LarryD said...

Again, I chose "partisans" rather than "supporters" to make exactly such a distinction.

Can we agree on a list of eco-extremests? If so, I have no objection to using your term as long as we know we're actually talking about the same group of people.

Charles Barton said...

Larry, I doubt that we could agree on a list. I would see the dividing line having to do with mitigation goals and steps. The is whether or the goals are compatible with a prosperous and free society, and whether the steps are consistent with those goals. I suspect that you would object to doing anything that could not be justified on other grounds.

DocForesight said...

I'd say I'm in the camp with donb and LarryD in this area. While I'm involved in solar technology, I have come, over the past year, to really embrace nuclear power as the most rational form of electricity and heat energy. Never was I anti-nuclear, just not knowledgeable enough about it's superiority.

And I owe much of that increased knowledge to Charles, Barry, Rod Adams, Kirk and many others who contribute their comments.

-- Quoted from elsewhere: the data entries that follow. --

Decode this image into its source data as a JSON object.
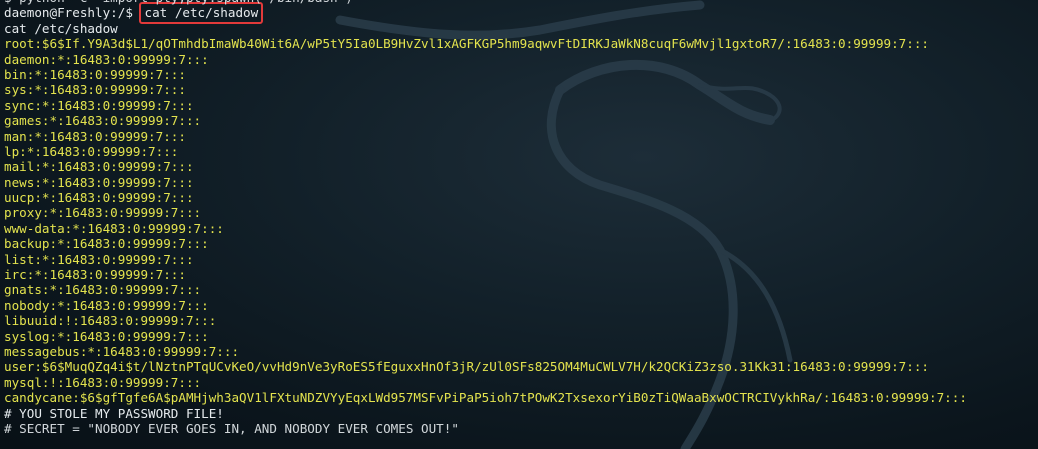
{
  "terminal": {
    "lines": [
      {
        "text": "$ python -c \"import pty;pty.spawn('/bin/bash')\"",
        "color": "light"
      },
      {
        "text": "daemon@Freshly:/$ ",
        "color": "light",
        "command": "cat /etc/shadow"
      },
      {
        "text": "cat /etc/shadow",
        "color": "light"
      },
      {
        "text": "root:$6$If.Y9A3d$L1/qOTmhdbImaWb40Wit6A/wP5tY5Ia0LB9HvZvl1xAGFKGP5hm9aqwvFtDIRKJaWkN8cuqF6wMvjl1gxtoR7/:16483:0:99999:7:::",
        "color": "yellow"
      },
      {
        "text": "daemon:*:16483:0:99999:7:::",
        "color": "yellow"
      },
      {
        "text": "bin:*:16483:0:99999:7:::",
        "color": "yellow"
      },
      {
        "text": "sys:*:16483:0:99999:7:::",
        "color": "yellow"
      },
      {
        "text": "sync:*:16483:0:99999:7:::",
        "color": "yellow"
      },
      {
        "text": "games:*:16483:0:99999:7:::",
        "color": "yellow"
      },
      {
        "text": "man:*:16483:0:99999:7:::",
        "color": "yellow"
      },
      {
        "text": "lp:*:16483:0:99999:7:::",
        "color": "yellow"
      },
      {
        "text": "mail:*:16483:0:99999:7:::",
        "color": "yellow"
      },
      {
        "text": "news:*:16483:0:99999:7:::",
        "color": "yellow"
      },
      {
        "text": "uucp:*:16483:0:99999:7:::",
        "color": "yellow"
      },
      {
        "text": "proxy:*:16483:0:99999:7:::",
        "color": "yellow"
      },
      {
        "text": "www-data:*:16483:0:99999:7:::",
        "color": "yellow"
      },
      {
        "text": "backup:*:16483:0:99999:7:::",
        "color": "yellow"
      },
      {
        "text": "list:*:16483:0:99999:7:::",
        "color": "yellow"
      },
      {
        "text": "irc:*:16483:0:99999:7:::",
        "color": "yellow"
      },
      {
        "text": "gnats:*:16483:0:99999:7:::",
        "color": "yellow"
      },
      {
        "text": "nobody:*:16483:0:99999:7:::",
        "color": "yellow"
      },
      {
        "text": "libuuid:!:16483:0:99999:7:::",
        "color": "yellow"
      },
      {
        "text": "syslog:*:16483:0:99999:7:::",
        "color": "yellow"
      },
      {
        "text": "messagebus:*:16483:0:99999:7:::",
        "color": "yellow"
      },
      {
        "text": "user:$6$MuqQZq4i$t/lNztnPTqUCvKeO/vvHd9nVe3yRoES5fEguxxHnOf3jR/zUl0SFs825OM4MuCWLV7H/k2QCKiZ3zso.31Kk31:16483:0:99999:7:::",
        "color": "yellow"
      },
      {
        "text": "mysql:!:16483:0:99999:7:::",
        "color": "yellow"
      },
      {
        "text": "candycane:$6$gfTgfe6A$pAMHjwh3aQV1lFXtuNDZVYyEqxLWd957MSFvPiPaP5ioh7tPOwK2TxsexorYiB0zTiQWaaBxwOCTRCIVykhRa/:16483:0:99999:7:::",
        "color": "yellow"
      },
      {
        "text": "# YOU STOLE MY PASSWORD FILE!",
        "color": "light"
      },
      {
        "text": "# SECRET = \"NOBODY EVER GOES IN, AND NOBODY EVER COMES OUT!\"",
        "color": "light"
      }
    ]
  },
  "colors": {
    "prompt_text": "#e6ebee",
    "output_text": "#e3e34e",
    "highlight_box": "#e23a3a",
    "background": "#122029"
  }
}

Whether Roy Spencer's cloud and negative-forcing feedback theory is correct or not, it ought to be heard and thoroughly discussed. Not just dismissed cavalierly because he doesn't hew to the CO2 cause-effect crew.

Using nuclear power for base-load makes arithmetic sense and, as Charles and David Walters have said, the poor peoples of the world deserve to the enjoy the quality of life we have taken for granted. It's the anti-nuclear crowd that shows such disdain for their plight and poverty.

SteveK9 said...

I think you are too pessimistic about the green 'mainstream'. Stewart Brand, Jamers Lovelock, and Patrick Moore are all important icons of the green establishment and all strongly support nuclear energy.

Robert Hargraves said...

Charles, did Weinberg also give a comparable cost figure for the thorium molten salt reactor?

Charles Barton said...

Robert i have discussed ORNL MSR cost estimates in the past, and I might revisit that post in the near future.

Followers

Blog Archive

Some neat videos

Nuclear Advocacy Webring
Ring Owner: Nuclear is Our Future Site: Nuclear is Our Future
Free Site Ring from Bravenet Free Site Ring from Bravenet Free Site Ring from Bravenet Free Site Ring from Bravenet Free Site Ring from Bravenet
Get Your Free Web Ring
by Bravenet.com
Dr. Joe Bonometti speaking on thorium/LFTR technology at Georgia Tech David LeBlanc on LFTR/MSR technology Robert Hargraves on AIM High